We had been lighting fireworks
as early as 8 that night. I was over at a house of someone didn't
know, filled with even more people I had never met.
These were all the extended family
of the one really
good friend I have left in New Orleans
, and I was a
to them, but it didn't seem to matter.
We blared Sandi's car speakers and watched all
these teenage boys strut their stuff
, loading rocket
after rocket into a five-foot-tall steel tube, littering
the neighborhood with paper wrappers and spent
. Sandi and I were flirting with the teenage
boys, reflecting on our own teenage pasts, realizing
that we were to never have them back again. And it
was ok, for the most part
The pyro group kept switching from the front yard to
the back yard, where the canal came right up against
the house, the nearby nickel plant blotting out the
stars in a haze of orange. It looked like a demented
domestic warzone, all this smoke and sparks among
squat houses and parked cars, warped streets and
outdated Christmas displays.
But where was I for the big moment, where the boys
spent the last and biggest rockets and people were
screaming from the radio broadcast in Jasckson
Square? I was in the house, staring at the phone,
waiting it to ring. I was to get a call from a friend, Shmuel, I have only talked to online, and I was determined to
get it, so I just sat there, waiting. It was his idea to
call me at this awkward time where everyone is
likely to pick up the phone just to see if it works, so
in this house I kept watching people who lived there
pick it up and call friends to wish them Happy New
Year. I couldn't snatch it out of their hands, so all I
could do was hope that he would keep calling until
he got through.
This would have been the first time we were to
speak on the phone, and I was eager to hear his

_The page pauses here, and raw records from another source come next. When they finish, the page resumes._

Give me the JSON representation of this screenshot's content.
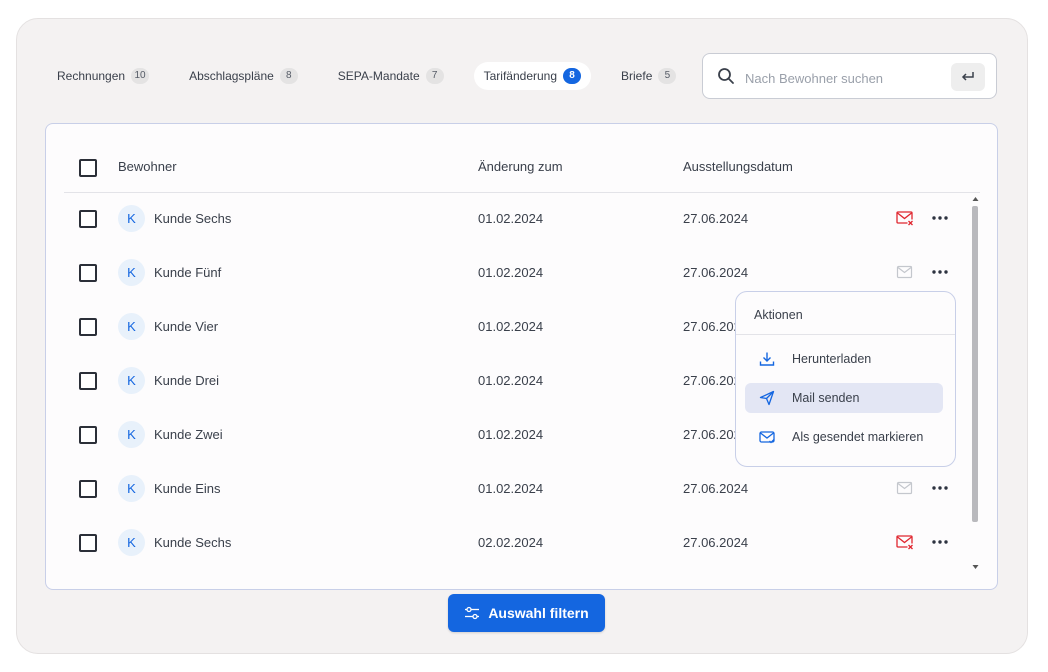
{
  "tabs": [
    {
      "label": "Rechnungen",
      "count": "10",
      "active": false
    },
    {
      "label": "Abschlagspläne",
      "count": "8",
      "active": false
    },
    {
      "label": "SEPA-Mandate",
      "count": "7",
      "active": false
    },
    {
      "label": "Tarifänderung",
      "count": "8",
      "active": true
    },
    {
      "label": "Briefe",
      "count": "5",
      "active": false
    }
  ],
  "search": {
    "placeholder": "Nach Bewohner suchen"
  },
  "table": {
    "headers": {
      "resident": "Bewohner",
      "change": "Änderung zum",
      "issue": "Ausstellungsdatum"
    },
    "rows": [
      {
        "initial": "K",
        "name": "Kunde Sechs",
        "change": "01.02.2024",
        "issued": "27.06.2024",
        "mail_status": "error"
      },
      {
        "initial": "K",
        "name": "Kunde Fünf",
        "change": "01.02.2024",
        "issued": "27.06.2024",
        "mail_status": "neutral"
      },
      {
        "initial": "K",
        "name": "Kunde Vier",
        "change": "01.02.2024",
        "issued": "27.06.2024",
        "mail_status": "hidden"
      },
      {
        "initial": "K",
        "name": "Kunde Drei",
        "change": "01.02.2024",
        "issued": "27.06.2024",
        "mail_status": "hidden"
      },
      {
        "initial": "K",
        "name": "Kunde Zwei",
        "change": "01.02.2024",
        "issued": "27.06.2024",
        "mail_status": "hidden"
      },
      {
        "initial": "K",
        "name": "Kunde Eins",
        "change": "01.02.2024",
        "issued": "27.06.2024",
        "mail_status": "neutral"
      },
      {
        "initial": "K",
        "name": "Kunde Sechs",
        "change": "02.02.2024",
        "issued": "27.06.2024",
        "mail_status": "error"
      }
    ]
  },
  "actions_menu": {
    "title": "Aktionen",
    "items": [
      {
        "label": "Herunterladen",
        "icon": "download-icon"
      },
      {
        "label": "Mail senden",
        "icon": "send-icon"
      },
      {
        "label": "Als gesendet markieren",
        "icon": "mail-check-icon"
      }
    ]
  },
  "filter_button": {
    "label": "Auswahl filtern",
    "icon": "sliders-icon"
  },
  "colors": {
    "accent": "#1466e0",
    "error": "#e0262f",
    "neutral_icon": "#c4c7cd"
  }
}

voice. I had heard his singing voice on an MP3, but,
you know, it's not the same. Fifteen minutes went by
and I was beginning to doubt. I had stopped

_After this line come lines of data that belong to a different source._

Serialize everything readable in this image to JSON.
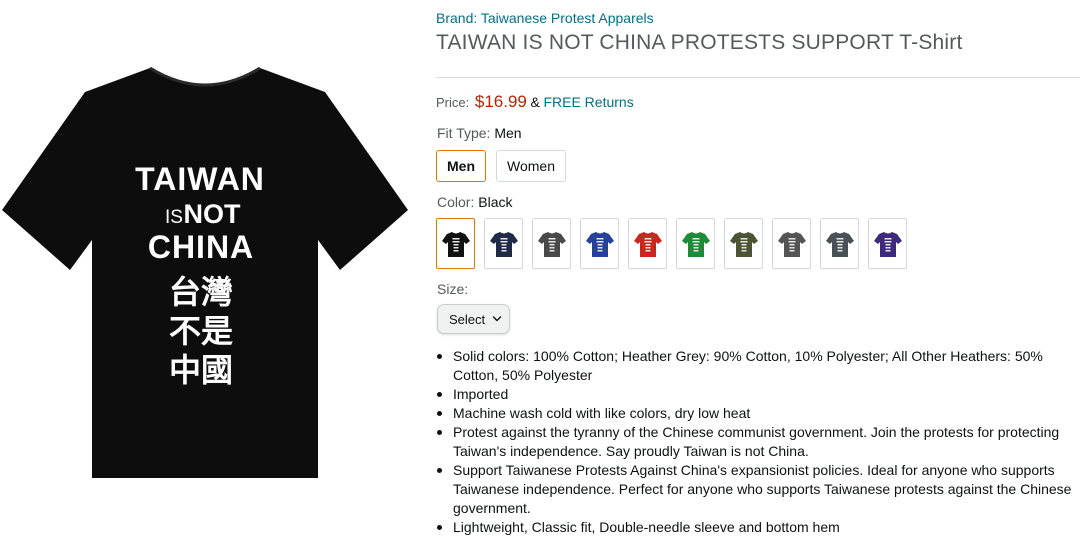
{
  "product": {
    "image": {
      "shirt_color": "#0d0d0d",
      "print_lines": [
        "TAIWAN",
        "IS",
        "NOT",
        "CHINA",
        "台灣",
        "不是",
        "中國"
      ]
    },
    "brand": "Brand: Taiwanese Protest Apparels",
    "title": "TAIWAN IS NOT CHINA PROTESTS SUPPORT T-Shirt",
    "price": {
      "label": "Price:",
      "value": "$16.99",
      "ampersand": "&",
      "returns": "FREE Returns"
    },
    "fit_type": {
      "label": "Fit Type:",
      "selected": "Men",
      "options": [
        "Men",
        "Women"
      ]
    },
    "color": {
      "label": "Color:",
      "selected": "Black",
      "swatches": [
        {
          "name": "Black",
          "hex": "#111111"
        },
        {
          "name": "Navy",
          "hex": "#1f2a44"
        },
        {
          "name": "Dark Heather",
          "hex": "#4a4a4a"
        },
        {
          "name": "Royal Blue",
          "hex": "#27409a"
        },
        {
          "name": "Red",
          "hex": "#c8291f"
        },
        {
          "name": "Kelly Green",
          "hex": "#1e8a3a"
        },
        {
          "name": "Olive",
          "hex": "#4b5536"
        },
        {
          "name": "Charcoal",
          "hex": "#555555"
        },
        {
          "name": "Slate",
          "hex": "#4a5058"
        },
        {
          "name": "Purple",
          "hex": "#3d2a7a"
        }
      ]
    },
    "size": {
      "label": "Size:",
      "select_value": "Select"
    },
    "bullets": [
      "Solid colors: 100% Cotton; Heather Grey: 90% Cotton, 10% Polyester; All Other Heathers: 50% Cotton, 50% Polyester",
      "Imported",
      "Machine wash cold with like colors, dry low heat",
      "Protest against the tyranny of the Chinese communist government. Join the protests for protecting Taiwan's independence. Say proudly Taiwan is not China.",
      "Support Taiwanese Protests Against China's expansionist policies. Ideal for anyone who supports Taiwanese independence. Perfect for anyone who supports Taiwanese protests against the Chinese government.",
      "Lightweight, Classic fit, Double-needle sleeve and bottom hem"
    ]
  }
}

drinking an hour ago to be nice and sober for this call,
and it looked like I had just wasted a head buzz for
nothing. I laid down on the couch and fell asleep.

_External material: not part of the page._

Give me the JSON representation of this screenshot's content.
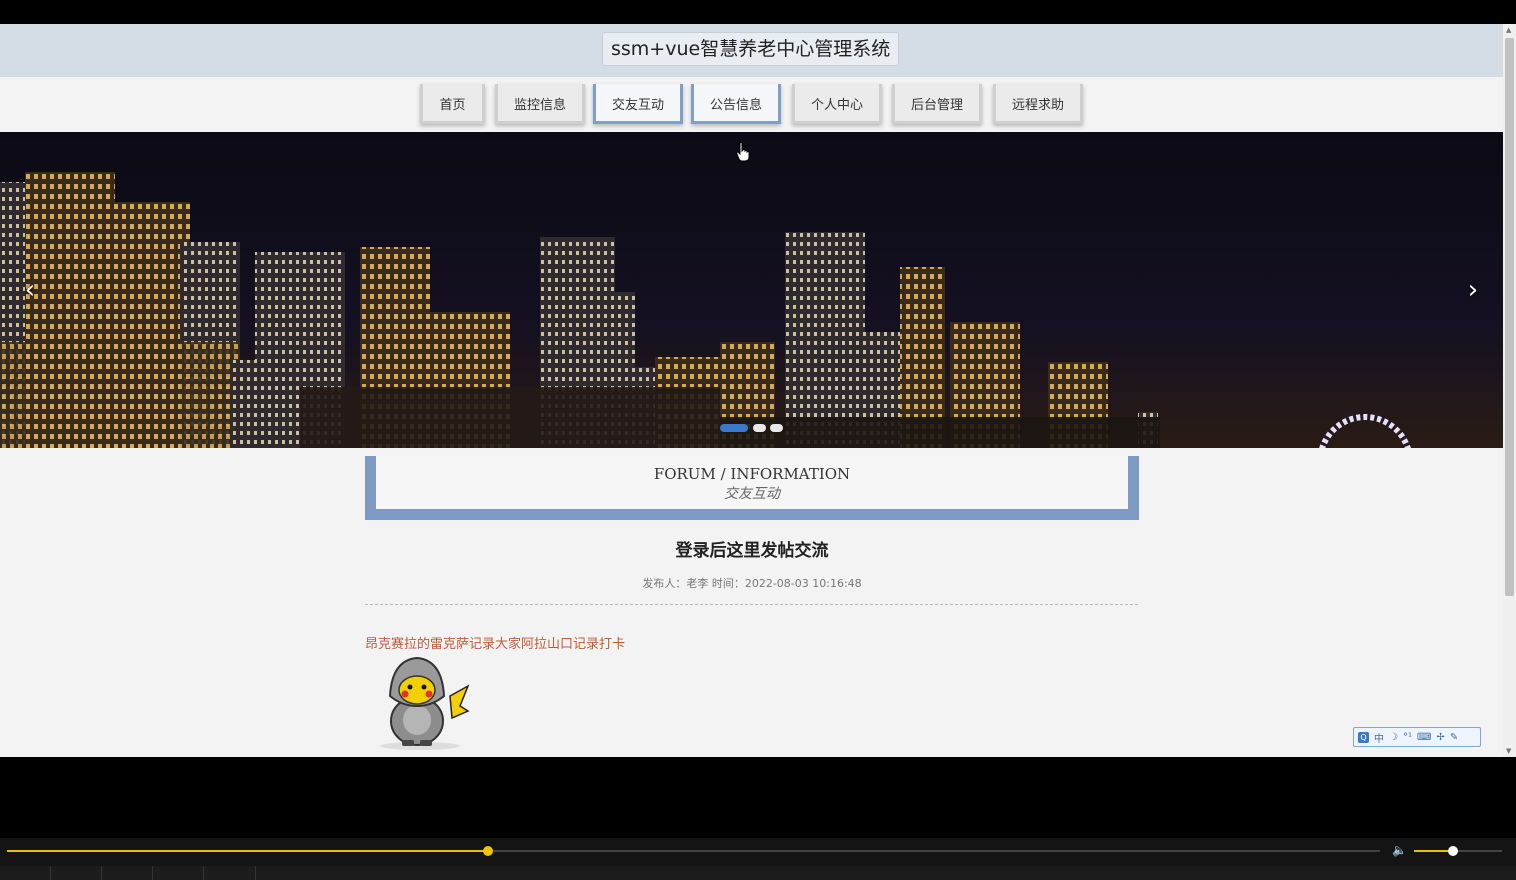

Then Sandi's husband starts yelling for me and hands
me the cordless. Shmuel said hello and then I did. Then
we pretty much talked the way we do online, and I
was just trying to hear as much of his voice as I
could, since by this point the whole backyard was
coming inside to make mudslides. But it was hard
because he was so soft and I was so loud.
I don't remember much of what we talked about, but
I remember I wasn't nervous like I'd thought I'd be.
He told me he shaved his head as a start of the new
year, and I wished to myself that he was there with
me to keep me company, to be my friend in this
house of loud and thick-headed strangers. To drive
home with me after everything had blown up that
was expected to.
We talked for a half hour or so and he said he had
to go with his friends before the bars closed. He was
an hour ahead of me, so New Year's had come and
gone before he called. So I said goodbye and then
went back out to the slowly dwindling chaos as the
boys ran out of things to blow up. After a while I
conked out again on the sofa, waiting for the time when I
could drive home, when I could sit at my computer
and put my thoughts into words in an attempt to use
this phone call as a way to start the year off right.